At the May and June trustee meetings, a number of new issues were presented and discussed. In May, an initial design for adding entrance steps at the Southampton Arts Center were presented by Siamak Samii. The steps would be located to the west of the existing building entrance on Jobs Lane, thereby opening up the lawn to the street on the west side of the Center. The board appeared to support the concept but no decision was made. A plan to establish a valet parking service was briefly outlined to relieve congestion in the Village business district. Also, the possible rezoning of North Sea Road to permit additional retail uses was discussed. The Board referred the matter to the Planning Commission for guidance.
In May, SHA member Bruce Bockmann again addressed the trustees on the issue of water run-off and flooding in many residential areas leading to Gin and Meadow Lanes. For new construction in these areas, FEMA requires the first floor to be elevated above the flood zone. Since our building department does not require any deduction or limit on the maximum height of the proposed house (unlike other communities) , the resulting new structures are towering over their neighbors. Not only is this creating a visual impact, but water runoff is affecting adjacent properties and streets. The trustees are continuing to study the issue with the building department. At the June 12th meeting, Jay Diesing presented a report prepared by East Hampton consultant, Lisa Liquori. The report compared zoning on the East End by municipality. In summary, Southampton Village generally has the most generous provisions in each of the key zoning parameters (particularly for lots of approximately 1 acre or less). This is a key driving factor for the active spec development of our Village. The trustees acknowledged some of the concerns outlined and asked that we present the report to the Planning Commission, which we did in early July. Our code and process needs to be adjusted and we will continue to take necessary action to curtail the out-of-scale building which is destroying the charm of many neighborhoods.
A decision was reached in June approving the demolition of the house located on part of the Pond Lane property once occupied by Pyrrus Concer. The details were not immediately available, but the Mayor indicated a process will be set up to try and identify and preserve any historic items which might be found during the demolition (the structure was not deemed to be historic.).
At the Architectural Review Board (ARB), an application was quickly approved for a new house at 40 Meadow Lane, site of one of the earliest summer cottages on the East End, “A-Wee-Ly-Moor.” We asked members to attend the July 14th ARB meeting to appeal to have this application re-opened. The proposed modern glass structure needs to be presented in the context of its Historic District location and to be fully vetted by the board and the public before being approved.
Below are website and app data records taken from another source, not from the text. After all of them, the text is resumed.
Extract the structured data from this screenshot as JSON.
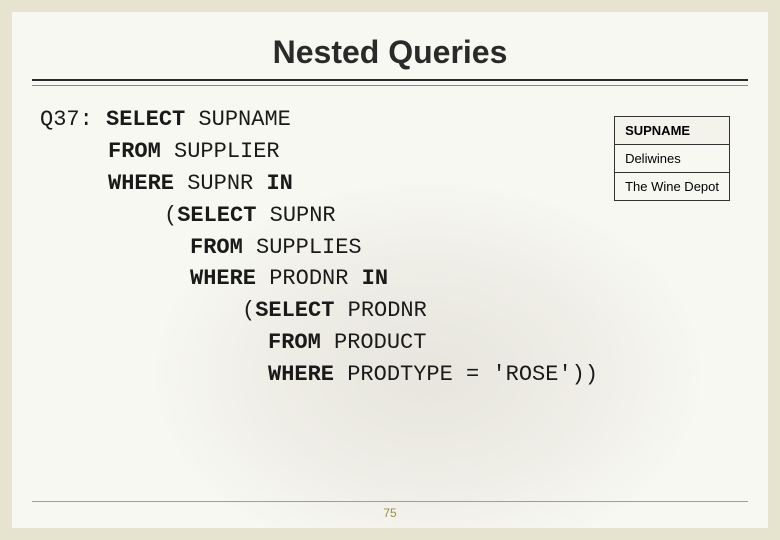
{
  "title": "Nested Queries",
  "query": {
    "line1_prefix": "Q37: ",
    "line1_kw": "SELECT",
    "line1_rest": " SUPNAME",
    "line2_kw": "FROM",
    "line2_rest": " SUPPLIER",
    "line3_kw1": "WHERE",
    "line3_mid": " SUPNR ",
    "line3_kw2": "IN",
    "line4_open": "(",
    "line4_kw": "SELECT",
    "line4_rest": " SUPNR",
    "line5_kw": "FROM",
    "line5_rest": " SUPPLIES",
    "line6_kw1": "WHERE",
    "line6_mid": " PRODNR ",
    "line6_kw2": "IN",
    "line7_open": "(",
    "line7_kw": "SELECT",
    "line7_rest": " PRODNR",
    "line8_kw": "FROM",
    "line8_rest": " PRODUCT",
    "line9_kw": "WHERE",
    "line9_rest": " PRODTYPE = 'ROSE'))"
  },
  "result": {
    "header": "SUPNAME",
    "rows": [
      "Deliwines",
      "The Wine Depot"
    ]
  },
  "page_number": "75"
}
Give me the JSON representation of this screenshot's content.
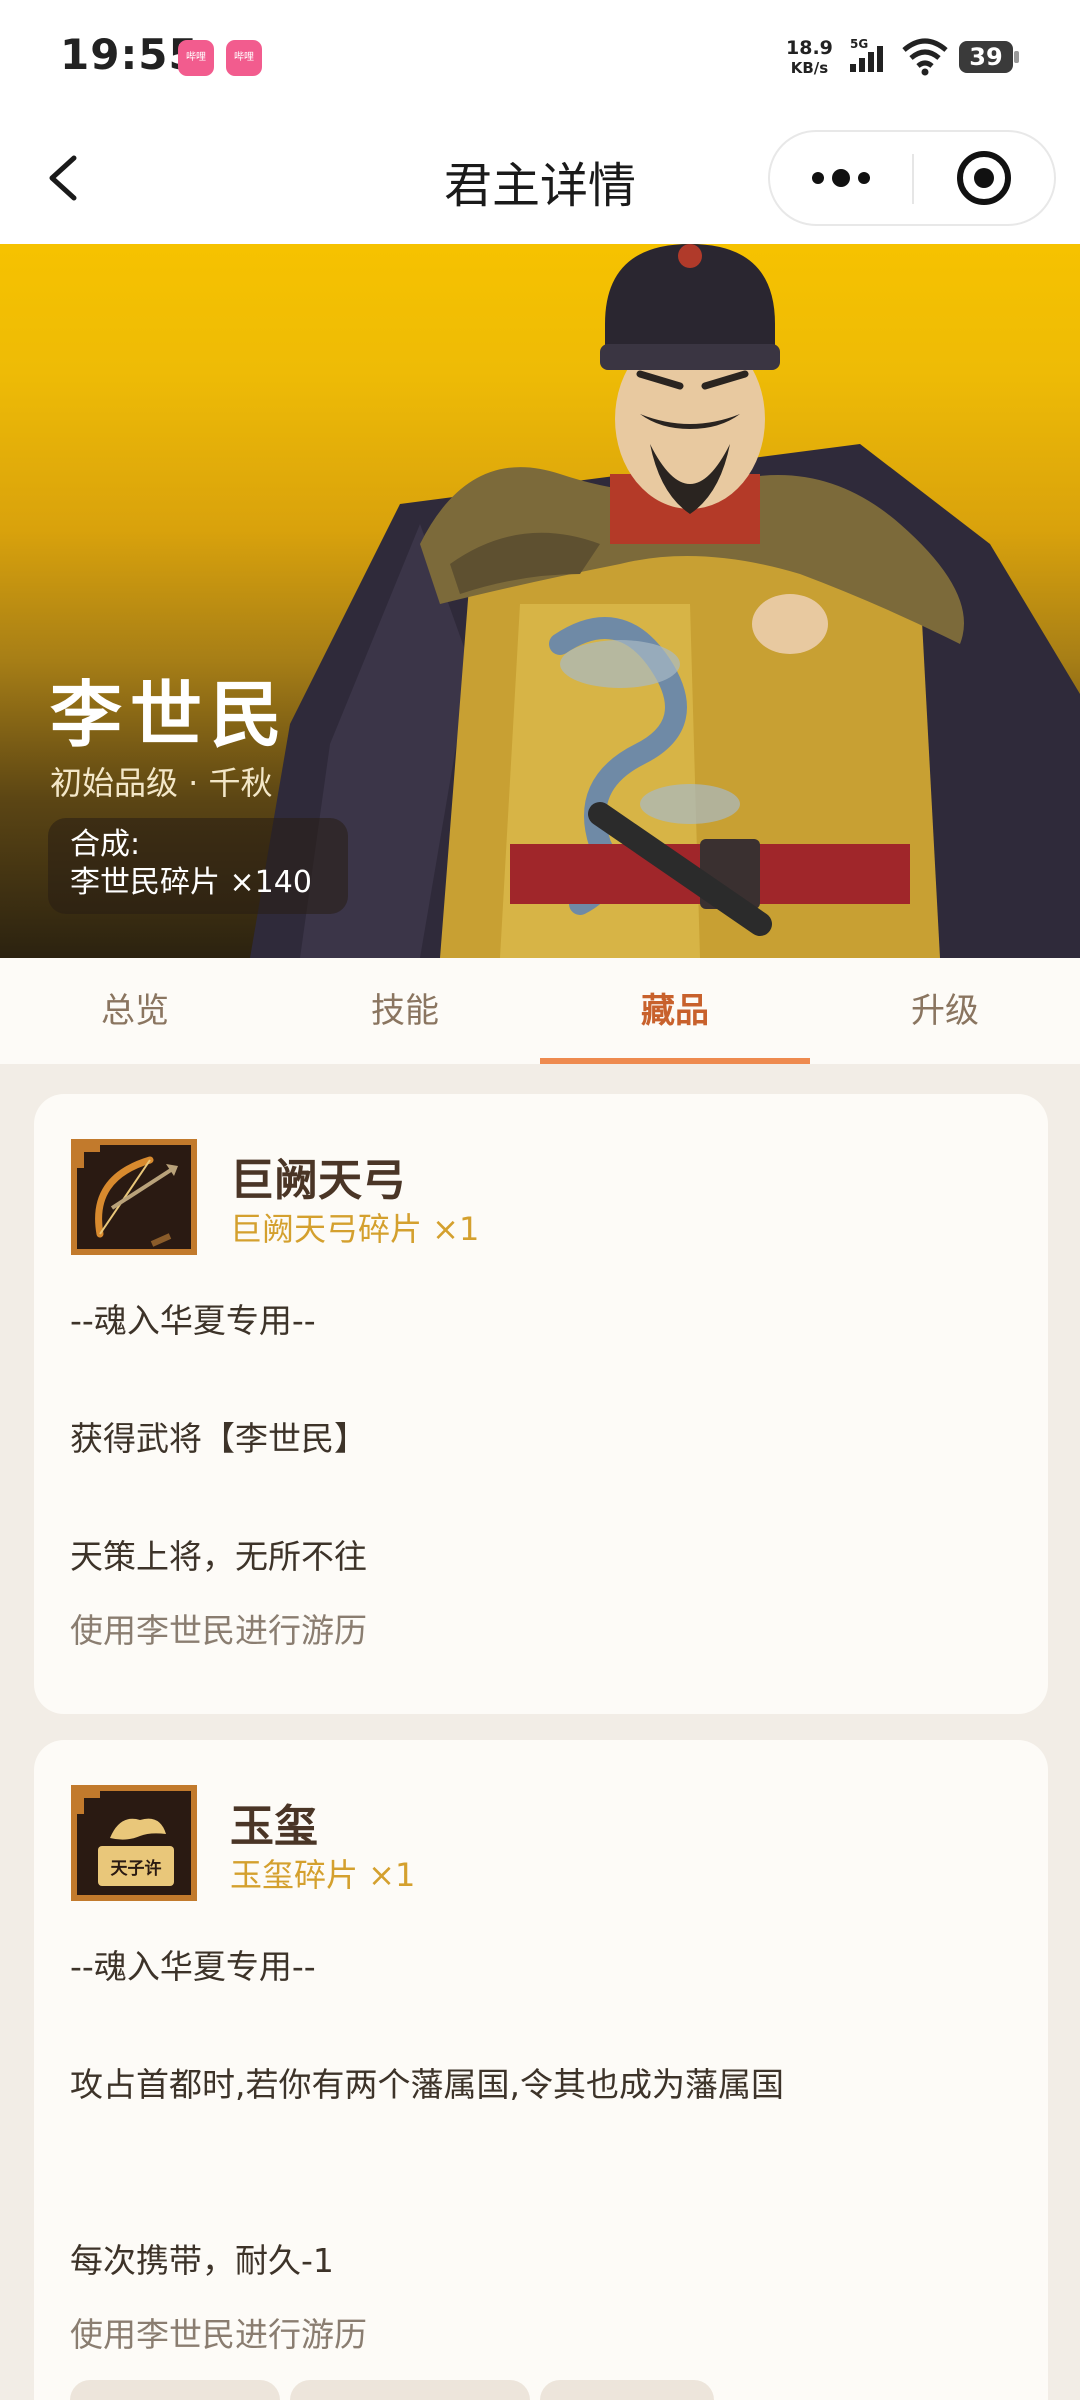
{
  "status_bar": {
    "time": "19:55",
    "app_badge": "哔哩",
    "net_speed_value": "18.9",
    "net_speed_unit": "KB/s",
    "network": "5G",
    "battery": "39"
  },
  "nav": {
    "title": "君主详情"
  },
  "hero": {
    "name": "李世民",
    "grade": "初始品级 · 千秋",
    "synth_label": "合成:",
    "synth_value": "李世民碎片 ×140"
  },
  "tabs": [
    {
      "label": "总览",
      "active": false
    },
    {
      "label": "技能",
      "active": false
    },
    {
      "label": "藏品",
      "active": true
    },
    {
      "label": "升级",
      "active": false
    }
  ],
  "items": [
    {
      "name": "巨阙天弓",
      "fragment": "巨阙天弓碎片 ×1",
      "icon": "bow-icon",
      "lines": [
        "--魂入华夏专用--",
        "获得武将【李世民】",
        "天策上将，无所不往"
      ],
      "usage": "使用李世民进行游历"
    },
    {
      "name": "玉玺",
      "fragment": "玉玺碎片 ×1",
      "icon": "jade-seal-icon",
      "icon_text": "天子许",
      "lines": [
        "--魂入华夏专用--",
        "攻占首都时,若你有两个藩属国,令其也成为藩属国",
        "每次携带，耐久-1"
      ],
      "usage": "使用李世民进行游历"
    }
  ],
  "colors": {
    "accent": "#ee8a4f",
    "active_tab": "#c8612c",
    "fragment": "#d4a02e",
    "hero_top": "#f6c200",
    "card_bg": "#fdfbf7",
    "page_bg": "#f2ede6"
  }
}
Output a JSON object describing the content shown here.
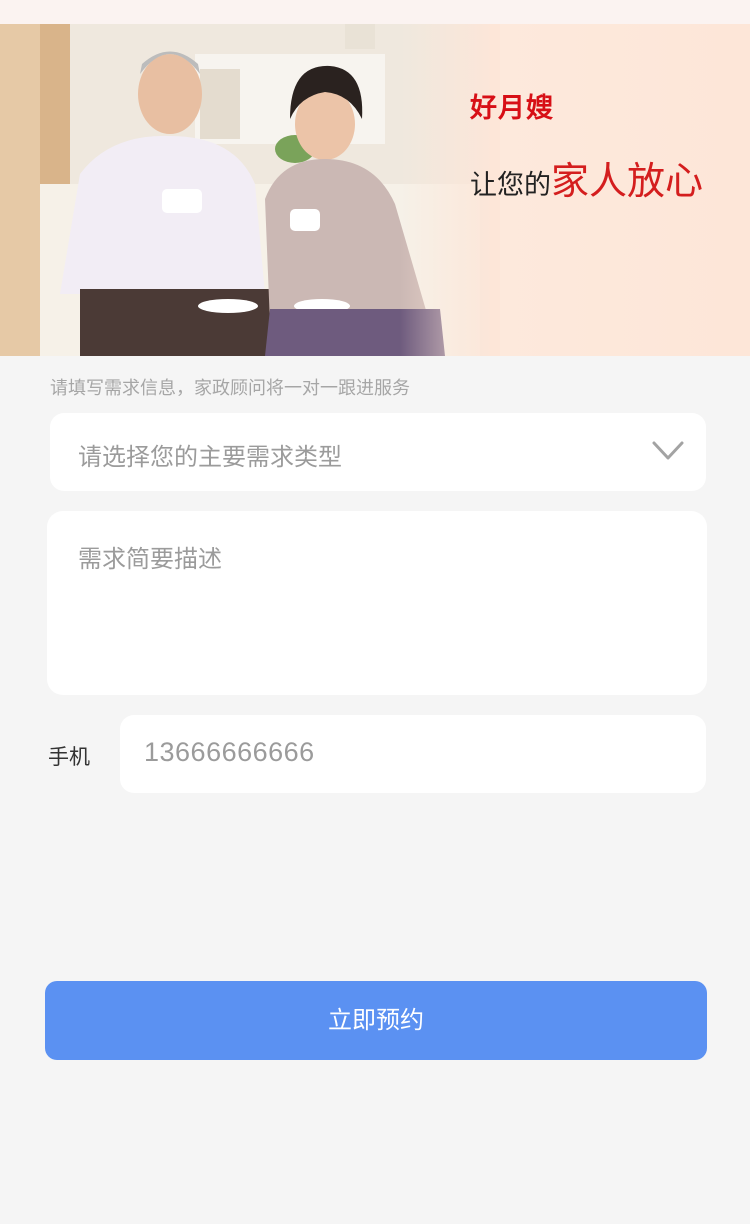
{
  "banner": {
    "brand": "好月嫂",
    "slogan_prefix": "让您的",
    "slogan_highlight": "家人放心",
    "photo_alt": "elderly-couple-photo"
  },
  "form": {
    "hint": "请填写需求信息，家政顾问将一对一跟进服务",
    "type_select_placeholder": "请选择您的主要需求类型",
    "description_placeholder": "需求简要描述",
    "phone_label": "手机",
    "phone_value": "13666666666",
    "submit_label": "立即预约"
  },
  "colors": {
    "brand_red": "#d70f16",
    "button_blue": "#5b91f2",
    "background": "#f5f5f5"
  }
}
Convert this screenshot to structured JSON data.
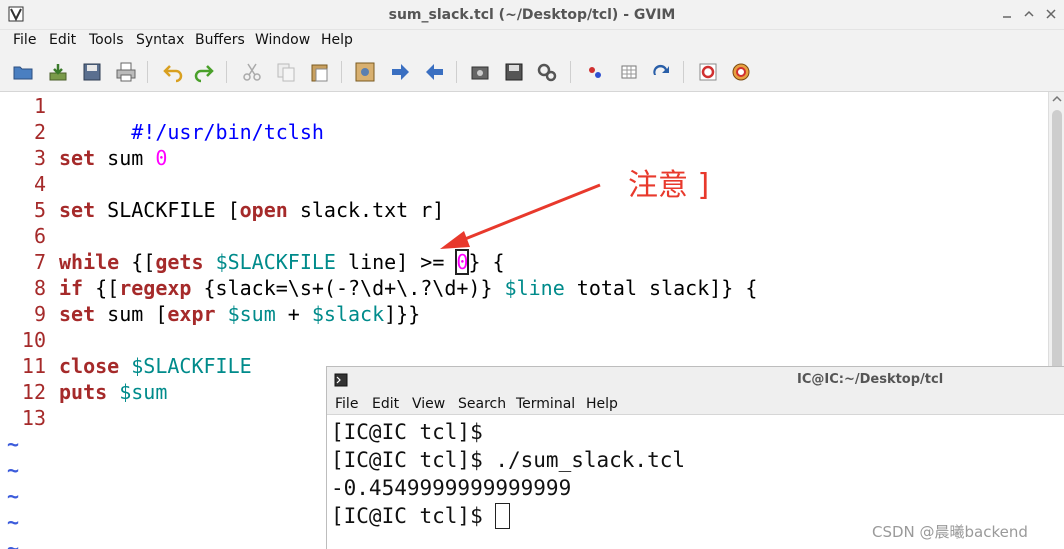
{
  "gvim": {
    "title": "sum_slack.tcl (~/Desktop/tcl) - GVIM",
    "menu": [
      "File",
      "Edit",
      "Tools",
      "Syntax",
      "Buffers",
      "Window",
      "Help"
    ],
    "toolbar_icons": [
      "open-file-icon",
      "save-download-icon",
      "save-icon",
      "print-icon",
      "undo-icon",
      "redo-icon",
      "cut-icon",
      "copy-icon",
      "paste-icon",
      "find-replace-icon",
      "forward-icon",
      "back-icon",
      "load-session-icon",
      "save-session-icon",
      "run-script-icon",
      "make-icon",
      "table-icon",
      "jump-tag-icon",
      "help-icon",
      "find-help-icon"
    ],
    "line_numbers": [
      "1",
      "2",
      "3",
      "4",
      "5",
      "6",
      "7",
      "8",
      "9",
      "10",
      "11",
      "12",
      "13"
    ],
    "tilde": "~",
    "code": {
      "l1": "#!/usr/bin/tclsh",
      "l3_set": "set",
      "l3_rest": " sum ",
      "l3_num": "0",
      "l5_set": "set",
      "l5_a": " SLACKFILE [",
      "l5_open": "open",
      "l5_b": " slack.txt r]",
      "l7_while": "while",
      "l7_a": " {[",
      "l7_gets": "gets",
      "l7_sp": " ",
      "l7_var": "$SLACKFILE",
      "l7_b": " line] >= ",
      "l7_num": "0",
      "l7_c": "} {",
      "l8_if": "if",
      "l8_a": " {[",
      "l8_regexp": "regexp",
      "l8_b": " {slack=\\s+(-?\\d+\\.?\\d+)} ",
      "l8_var": "$line",
      "l8_c": " total slack]} {",
      "l9_set": "set",
      "l9_a": " sum [",
      "l9_expr": "expr",
      "l9_sp": " ",
      "l9_var1": "$sum",
      "l9_b": " + ",
      "l9_var2": "$slack",
      "l9_c": "]}}",
      "l11_close": "close",
      "l11_sp": " ",
      "l11_var": "$SLACKFILE",
      "l12_puts": "puts",
      "l12_sp": " ",
      "l12_var": "$sum"
    },
    "annotation": "注意 ]"
  },
  "terminal": {
    "title": "IC@IC:~/Desktop/tcl",
    "menu": [
      "File",
      "Edit",
      "View",
      "Search",
      "Terminal",
      "Help"
    ],
    "lines": [
      "[IC@IC tcl]$",
      "[IC@IC tcl]$ ./sum_slack.tcl",
      "-0.4549999999999999",
      "[IC@IC tcl]$ "
    ]
  },
  "watermark": "CSDN @晨曦backend",
  "colors": {
    "keyword": "#a52a2a",
    "variable": "#008b8b",
    "number": "#ff00ff",
    "shebang": "#0000ff",
    "line_number": "#a52a2a",
    "annotation": "#e8392c"
  }
}
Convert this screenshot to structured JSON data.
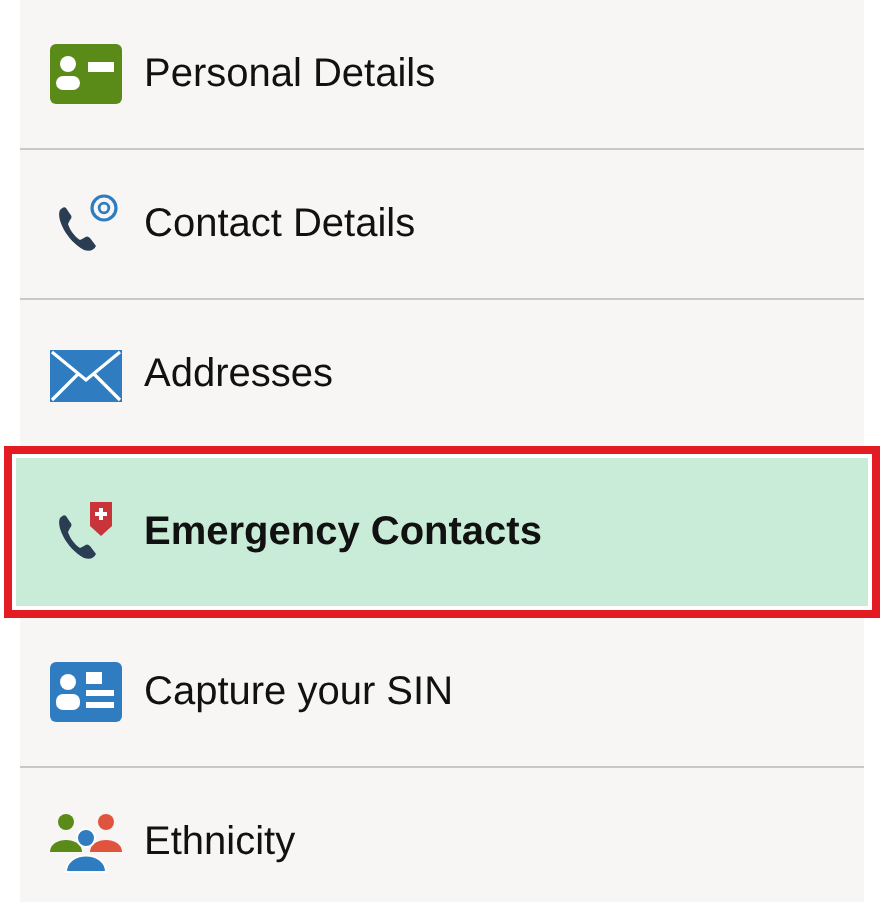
{
  "menu": [
    {
      "label": "Personal Details",
      "selected": false
    },
    {
      "label": "Contact Details",
      "selected": false
    },
    {
      "label": "Addresses",
      "selected": false
    },
    {
      "label": "Emergency Contacts",
      "selected": true
    },
    {
      "label": "Capture your SIN",
      "selected": false
    },
    {
      "label": "Ethnicity",
      "selected": false
    }
  ]
}
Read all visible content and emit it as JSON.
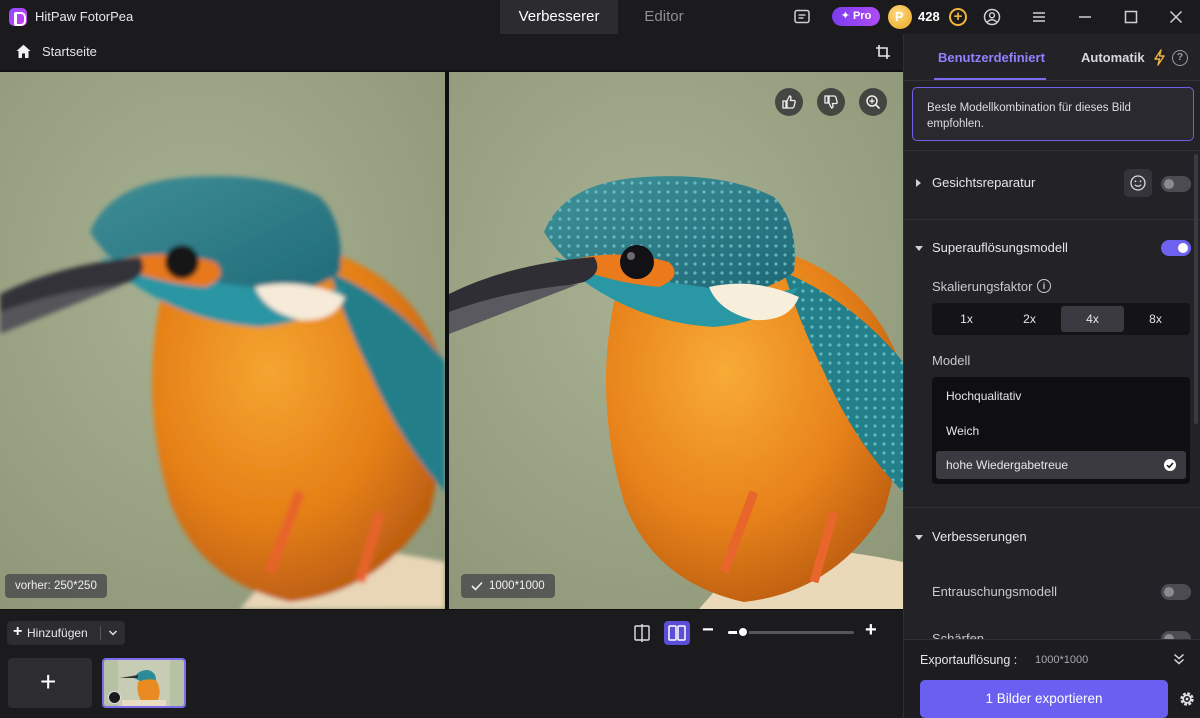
{
  "app": {
    "title": "HitPaw FotorPea"
  },
  "top_tabs": [
    {
      "label": "Verbesserer",
      "active": true
    },
    {
      "label": "Editor",
      "active": false
    }
  ],
  "account": {
    "pro_label": "Pro",
    "coin_count": "428"
  },
  "toolbar": {
    "home_label": "Startseite"
  },
  "canvas": {
    "before_label": "vorher: 250*250",
    "after_label": "1000*1000"
  },
  "bottom": {
    "add_label": "Hinzufügen",
    "zoom_level": 0.12
  },
  "panel": {
    "tabs": [
      {
        "label": "Benutzerdefiniert",
        "active": true
      },
      {
        "label": "Automatik",
        "active": false
      }
    ],
    "hint": "Beste Modellkombination für dieses Bild empfohlen.",
    "face_repair": {
      "label": "Gesichtsreparatur",
      "enabled": false
    },
    "super_resolution": {
      "label": "Superauflösungsmodell",
      "enabled": true,
      "scale_label": "Skalierungsfaktor",
      "scale_options": [
        "1x",
        "2x",
        "4x",
        "8x"
      ],
      "scale_selected": "4x",
      "model_label": "Modell",
      "models": [
        "Hochqualitativ",
        "Weich",
        "hohe Wiedergabetreue"
      ],
      "model_selected": "hohe Wiedergabetreue"
    },
    "enhancements": {
      "label": "Verbesserungen",
      "denoise_label": "Entrauschungsmodell",
      "sharpen_label": "Schärfen"
    },
    "export": {
      "resolution_label": "Exportauflösung :",
      "resolution_value": "1000*1000",
      "button_label": "1 Bilder exportieren"
    }
  },
  "colors": {
    "accent": "#6a5ff0",
    "accent_text": "#8f82ff",
    "coin": "#f0b43a"
  }
}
Lastly, at our schools, Southampton and Tuckahoe have begun to prepare for a revote in November on the merger of the two districts. We will report to you on further details as soon as they become available.
July 8, 2014